Tag: philosophy

A review of Axiomatic by Maria Tumarkin

Axiomatic is a gorgeous, difficult and extraordinary book that demands deep engagement from the reader. Tumarkin’s humility, dark humour, scholarship, and above all, the empathy with which she connects her own experience to that of her subjects and ultimately to that of the reader creates a tapestry that is moving, powerful, and important. This is a book that seeps under the skin, changing perception.  It’s vital reading.

A review of The Age of Magic by Ben Okri

However, if you let go of preconceptions about what a novel should be and how it’s meant to function, and read the work, instead, as a literary exploration of the unseen, beyond the world of logic and progression, then the work becomes much more powerful, yielding a transcendence that moves beyond the flow of ordered progression. The work moves in pulses; in moments of magic that become “elixirs, life renewed in the laboratory of Arcadia” or humanity’s highest self.

A review of The God Argument by A C Grayling

The book is lucid, easy-to-read, and illuminating, even for those who already define themselves as secular humanists. However, at times, despite the warmth and underlying sense of humour that pervades the book, there’s a kind of knowing superiority that can be a little hard to give into wholeheartedly.

A review of Now What: A Philosophy of Freedom and Equality by Michael Lydon

The book is entirely empirical, encouraging readers to conduct regular and direct (that is, immediately experiential) experiments in order to prove the tenets, and then to live by its dictates. Because the book is almost childlike in its optimism, inclusiveness and warmth, it functions as a kind of self-help guide to living an authentic and happy life

A review of The God Delusion by Richard Dawkins

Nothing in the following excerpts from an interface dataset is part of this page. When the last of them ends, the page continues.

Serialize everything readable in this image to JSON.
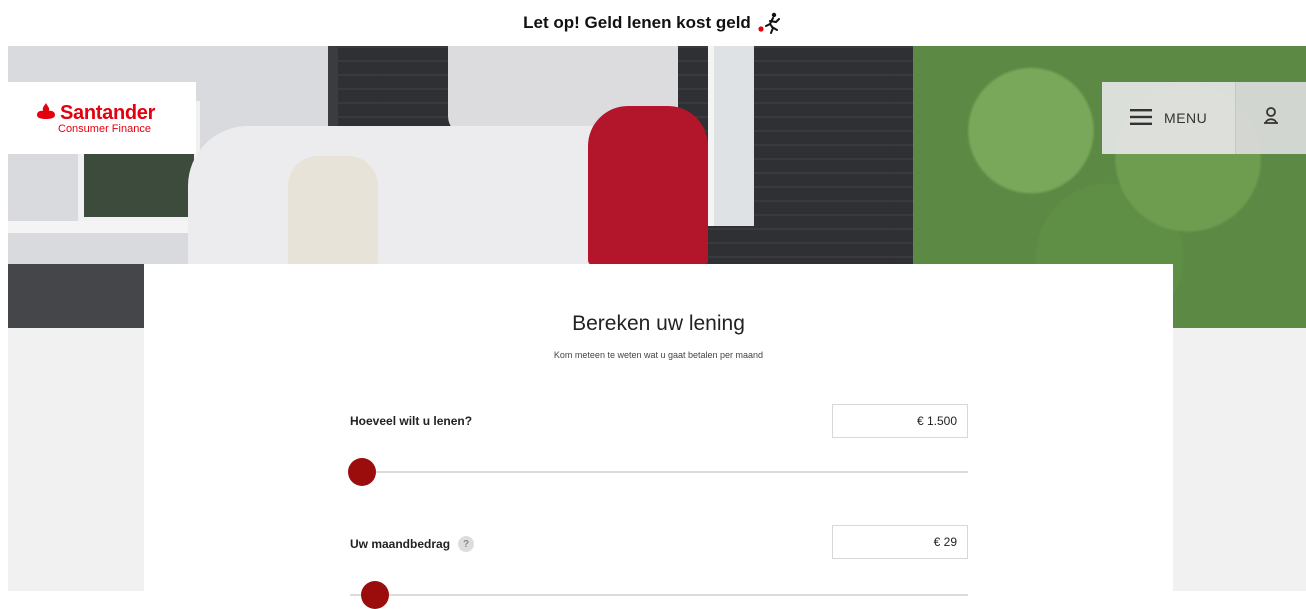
{
  "warning": {
    "text": "Let op! Geld lenen kost geld",
    "icon": "running-figure-icon"
  },
  "brand": {
    "name": "Santander",
    "subtitle": "Consumer Finance",
    "color": "#e3000f"
  },
  "nav": {
    "menu_label": "MENU",
    "menu_icon": "hamburger-icon",
    "user_icon": "user-icon"
  },
  "calculator": {
    "title": "Bereken uw lening",
    "subtitle": "Kom meteen te weten wat u gaat betalen per maand",
    "loan_amount": {
      "label": "Hoeveel wilt u lenen?",
      "value": "€ 1.500",
      "slider_position": 0.02
    },
    "monthly_amount": {
      "label": "Uw maandbedrag",
      "help": "?",
      "value": "€ 29",
      "slider_position": 0.04
    },
    "accent_color": "#9b0c0c"
  }
}
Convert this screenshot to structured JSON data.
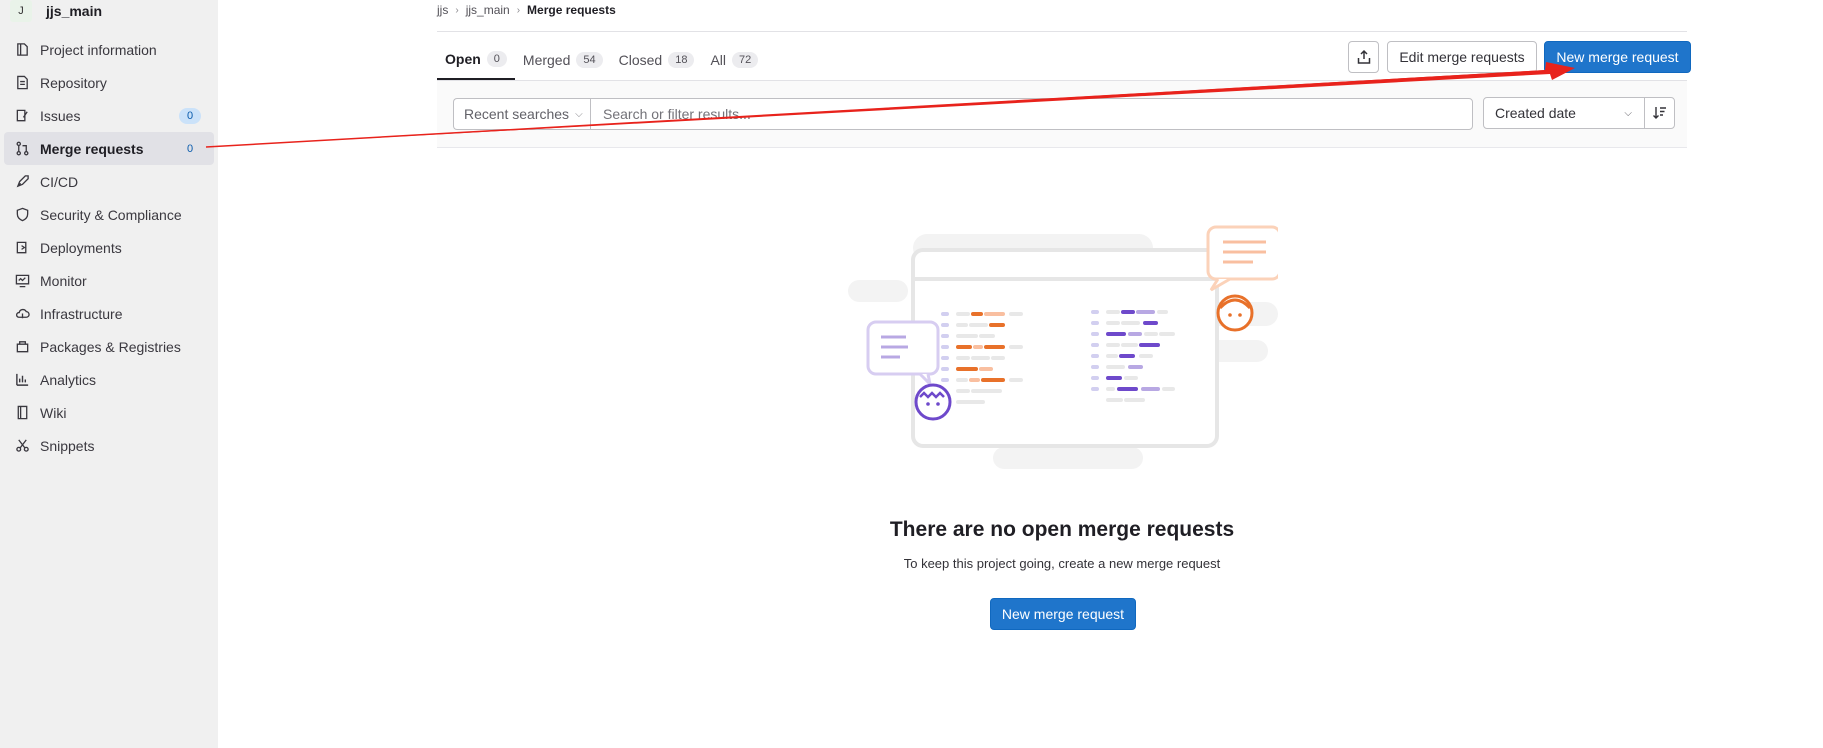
{
  "project": {
    "avatar_letter": "J",
    "name": "jjs_main"
  },
  "sidebar": {
    "items": [
      {
        "label": "Project information",
        "icon": "project-info-icon"
      },
      {
        "label": "Repository",
        "icon": "repository-icon"
      },
      {
        "label": "Issues",
        "icon": "issues-icon",
        "badge": "0"
      },
      {
        "label": "Merge requests",
        "icon": "merge-request-icon",
        "badge": "0",
        "active": true
      },
      {
        "label": "CI/CD",
        "icon": "rocket-icon"
      },
      {
        "label": "Security & Compliance",
        "icon": "shield-icon"
      },
      {
        "label": "Deployments",
        "icon": "deployments-icon"
      },
      {
        "label": "Monitor",
        "icon": "monitor-icon"
      },
      {
        "label": "Infrastructure",
        "icon": "cloud-icon"
      },
      {
        "label": "Packages & Registries",
        "icon": "package-icon"
      },
      {
        "label": "Analytics",
        "icon": "chart-icon"
      },
      {
        "label": "Wiki",
        "icon": "book-icon"
      },
      {
        "label": "Snippets",
        "icon": "scissors-icon"
      }
    ]
  },
  "breadcrumb": {
    "items": [
      "jjs",
      "jjs_main"
    ],
    "current": "Merge requests"
  },
  "tabs": [
    {
      "label": "Open",
      "count": "0",
      "active": true
    },
    {
      "label": "Merged",
      "count": "54"
    },
    {
      "label": "Closed",
      "count": "18"
    },
    {
      "label": "All",
      "count": "72"
    }
  ],
  "actions": {
    "edit_label": "Edit merge requests",
    "new_label": "New merge request"
  },
  "filter": {
    "recent_label": "Recent searches",
    "search_placeholder": "Search or filter results...",
    "sort_label": "Created date"
  },
  "empty_state": {
    "title": "There are no open merge requests",
    "description": "To keep this project going, create a new merge request",
    "button_label": "New merge request"
  },
  "colors": {
    "primary": "#1f75cb",
    "annotation_arrow": "#e8231c",
    "accent_orange": "#e8712a",
    "accent_purple": "#6e49cb"
  }
}
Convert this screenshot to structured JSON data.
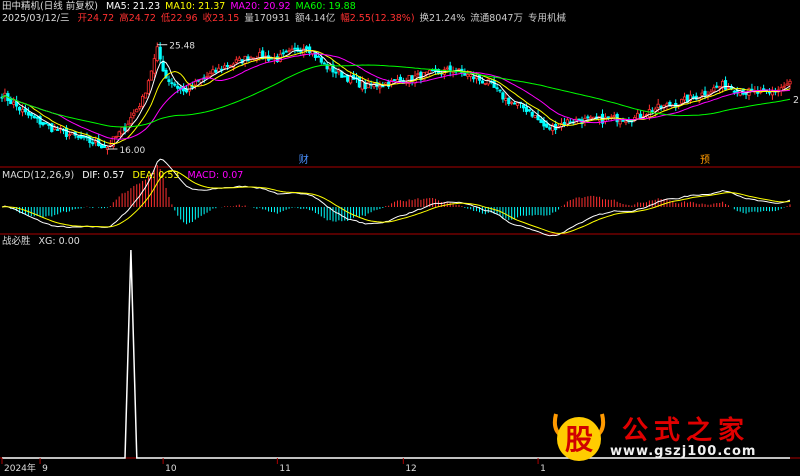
{
  "header": {
    "stock_title": "田中精机(日线 前复权)",
    "ma": [
      {
        "label": "MA5: 21.23",
        "color": "#ffffff"
      },
      {
        "label": "MA10: 21.37",
        "color": "#ffff00"
      },
      {
        "label": "MA20: 20.92",
        "color": "#ff00ff"
      },
      {
        "label": "MA60: 19.88",
        "color": "#00ff00"
      }
    ],
    "date": "2025/03/12/三",
    "quote": [
      {
        "label": "开24.72",
        "color": "#ff3030"
      },
      {
        "label": "高24.72",
        "color": "#ff3030"
      },
      {
        "label": "低22.96",
        "color": "#ff3030"
      },
      {
        "label": "收23.15",
        "color": "#ff3030"
      },
      {
        "label": "量170931",
        "color": "#cccccc"
      },
      {
        "label": "额4.14亿",
        "color": "#cccccc"
      },
      {
        "label": "幅2.55(12.38%)",
        "color": "#ff3030"
      },
      {
        "label": "换21.24%",
        "color": "#cccccc"
      },
      {
        "label": "流通8047万",
        "color": "#cccccc"
      },
      {
        "label": "专用机械",
        "color": "#cccccc"
      }
    ]
  },
  "macd_header": {
    "title": "MACD(12,26,9)",
    "dif": "DIF: 0.57",
    "dea": "DEA: 0.53",
    "macd": "MACD: 0.07",
    "macd_color": "#ff00ff"
  },
  "xg_header": {
    "title": "战必胜",
    "xg": "XG: 0.00"
  },
  "markers": {
    "high_label": "25.48",
    "low_label": "16.00",
    "cai": "财",
    "yu": "预"
  },
  "right_edge_label": "2",
  "x_axis": {
    "labels": [
      {
        "text": "2024年",
        "index": 0
      },
      {
        "text": "9",
        "index": 13
      },
      {
        "text": "10",
        "index": 55
      },
      {
        "text": "11",
        "index": 94
      },
      {
        "text": "12",
        "index": 137
      },
      {
        "text": "1",
        "index": 183
      }
    ]
  },
  "watermark": {
    "name": "公式之家",
    "url": "www.gszj100.com",
    "glyph": "股"
  },
  "chart_data": [
    {
      "type": "candlestick",
      "panel": "price",
      "ylim": [
        15,
        27
      ],
      "x_count": 270,
      "anchors": [
        [
          0,
          21.0
        ],
        [
          8,
          19.2
        ],
        [
          16,
          18.0
        ],
        [
          24,
          17.2
        ],
        [
          32,
          16.5
        ],
        [
          36,
          16.2
        ],
        [
          42,
          18.0
        ],
        [
          48,
          20.5
        ],
        [
          53,
          25.0
        ],
        [
          56,
          22.5
        ],
        [
          62,
          21.2
        ],
        [
          70,
          22.6
        ],
        [
          76,
          23.5
        ],
        [
          86,
          24.5
        ],
        [
          94,
          24.2
        ],
        [
          104,
          25.4
        ],
        [
          110,
          23.6
        ],
        [
          118,
          22.5
        ],
        [
          124,
          21.7
        ],
        [
          132,
          22.0
        ],
        [
          146,
          22.8
        ],
        [
          154,
          23.2
        ],
        [
          160,
          22.6
        ],
        [
          166,
          22.0
        ],
        [
          172,
          20.5
        ],
        [
          180,
          19.5
        ],
        [
          186,
          17.8
        ],
        [
          194,
          18.6
        ],
        [
          202,
          18.6
        ],
        [
          210,
          18.8
        ],
        [
          216,
          18.8
        ],
        [
          222,
          19.6
        ],
        [
          230,
          20.1
        ],
        [
          238,
          20.9
        ],
        [
          246,
          21.8
        ],
        [
          254,
          21.2
        ],
        [
          262,
          21.0
        ],
        [
          269,
          22.0
        ]
      ],
      "ma_series": [
        {
          "name": "MA5",
          "color": "#ffffff",
          "window": 5
        },
        {
          "name": "MA10",
          "color": "#ffff00",
          "window": 10
        },
        {
          "name": "MA20",
          "color": "#ff00ff",
          "window": 20
        },
        {
          "name": "MA60",
          "color": "#00ff00",
          "window": 60
        }
      ],
      "annotations": [
        {
          "text": "25.48",
          "x": 53,
          "y": 25.48
        },
        {
          "text": "16.00",
          "x": 36,
          "y": 16.0
        }
      ]
    },
    {
      "type": "macd",
      "panel": "macd",
      "ylim": [
        -0.9,
        0.9
      ]
    },
    {
      "type": "line",
      "panel": "xg",
      "ylim": [
        0,
        1
      ],
      "x": [
        0,
        42,
        44,
        46,
        269
      ],
      "values": [
        0,
        0,
        1,
        0,
        0
      ]
    }
  ]
}
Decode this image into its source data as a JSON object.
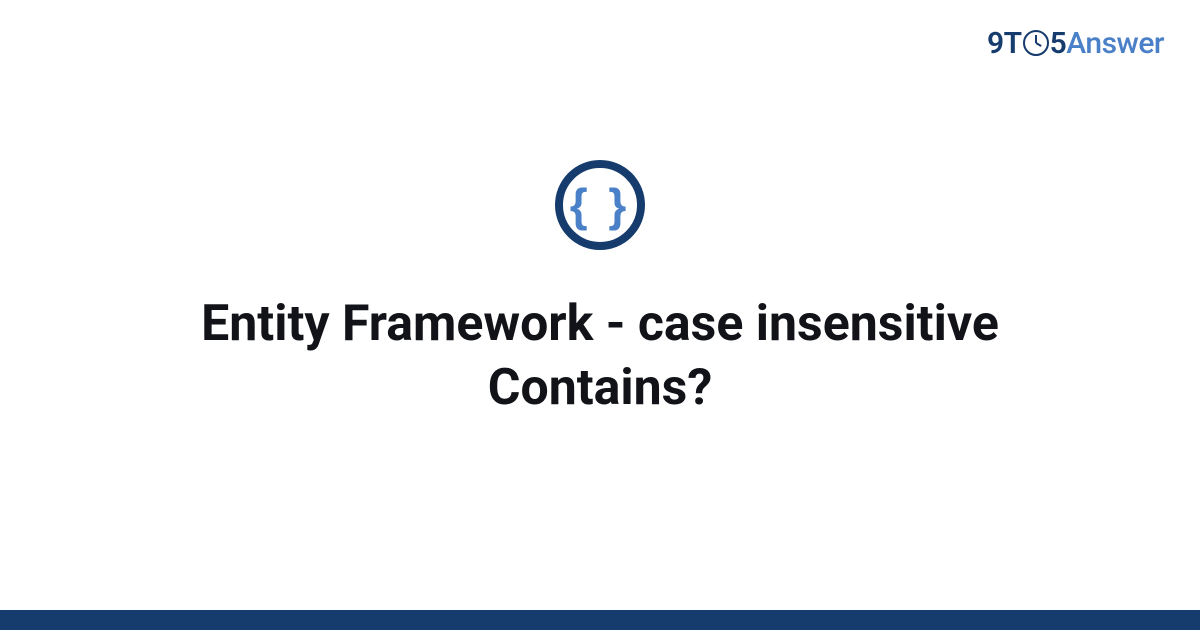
{
  "brand": {
    "prefix": "9T",
    "middle": "5",
    "suffix": "Answer"
  },
  "icon": {
    "name": "code-braces-icon",
    "glyph": "{ }"
  },
  "title": "Entity Framework - case insensitive Contains?",
  "colors": {
    "primary": "#163b6d",
    "accent": "#4a80c7"
  }
}
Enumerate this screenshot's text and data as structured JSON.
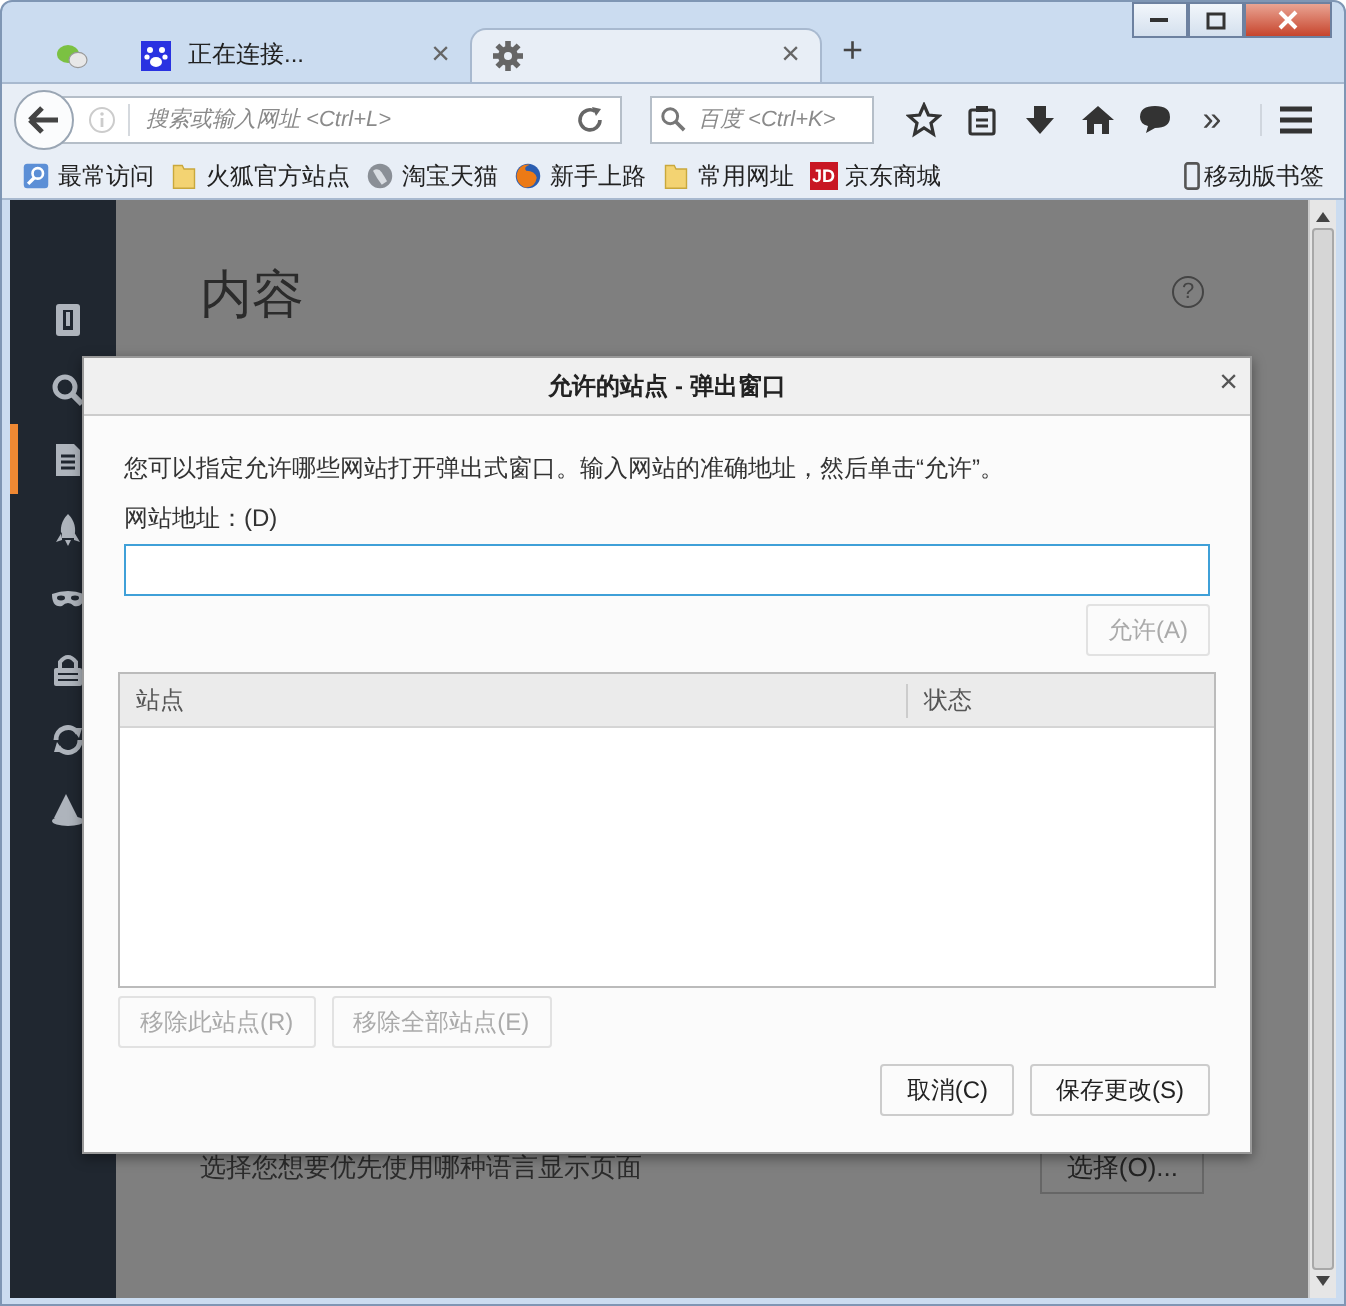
{
  "tabs": [
    {
      "kind": "chat",
      "selected": false
    },
    {
      "kind": "paw",
      "label": "正在连接...",
      "close": "×",
      "selected": false
    },
    {
      "kind": "gear",
      "close": "×",
      "selected": true
    }
  ],
  "new_tab": "+",
  "navbar": {
    "url_placeholder": "搜索或输入网址 <Ctrl+L>",
    "search_placeholder": "百度 <Ctrl+K>",
    "overflow": "»"
  },
  "bookmarks": [
    {
      "kind": "smart",
      "label": "最常访问"
    },
    {
      "kind": "folder",
      "label": "火狐官方站点"
    },
    {
      "kind": "globe",
      "label": "淘宝天猫"
    },
    {
      "kind": "firefox",
      "label": "新手上路"
    },
    {
      "kind": "folder",
      "label": "常用网址"
    },
    {
      "kind": "jd",
      "badge": "JD",
      "label": "京东商城"
    }
  ],
  "mobile_bookmarks": "移动版书签",
  "sidebar": [
    {
      "kind": "general",
      "selected": false
    },
    {
      "kind": "search",
      "selected": false
    },
    {
      "kind": "content",
      "selected": true
    },
    {
      "kind": "apps",
      "selected": false
    },
    {
      "kind": "privacy",
      "selected": false
    },
    {
      "kind": "security",
      "selected": false
    },
    {
      "kind": "sync",
      "selected": false
    },
    {
      "kind": "advanced",
      "selected": false
    }
  ],
  "page": {
    "heading": "内容",
    "help": "?",
    "language_text": "选择您想要优先使用哪种语言显示页面",
    "language_button": "选择(O)..."
  },
  "dialog": {
    "title": "允许的站点 - 弹出窗口",
    "close": "×",
    "description": "您可以指定允许哪些网站打开弹出式窗口。输入网站的准确地址，然后单击“允许”。",
    "address_label": "网站地址：(D)",
    "allow_button": {
      "label": "允许(A)",
      "disabled": true
    },
    "columns": [
      "站点",
      "状态"
    ],
    "remove_buttons": [
      {
        "label": "移除此站点(R)",
        "disabled": true
      },
      {
        "label": "移除全部站点(E)",
        "disabled": true
      }
    ],
    "footer_buttons": [
      "取消(C)",
      "保存更改(S)"
    ]
  }
}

Dawkins is such a clear thinking scientist that he manages, through analogy, metaphor, logical argument, and example to make his points with the kind of clarity that religious theologians rarely reach. This book is a joy to read, and never gets dry or terse. Instead Dawkins’ good humour and sense of humanistic pleasure in science and discovery are constantly evident.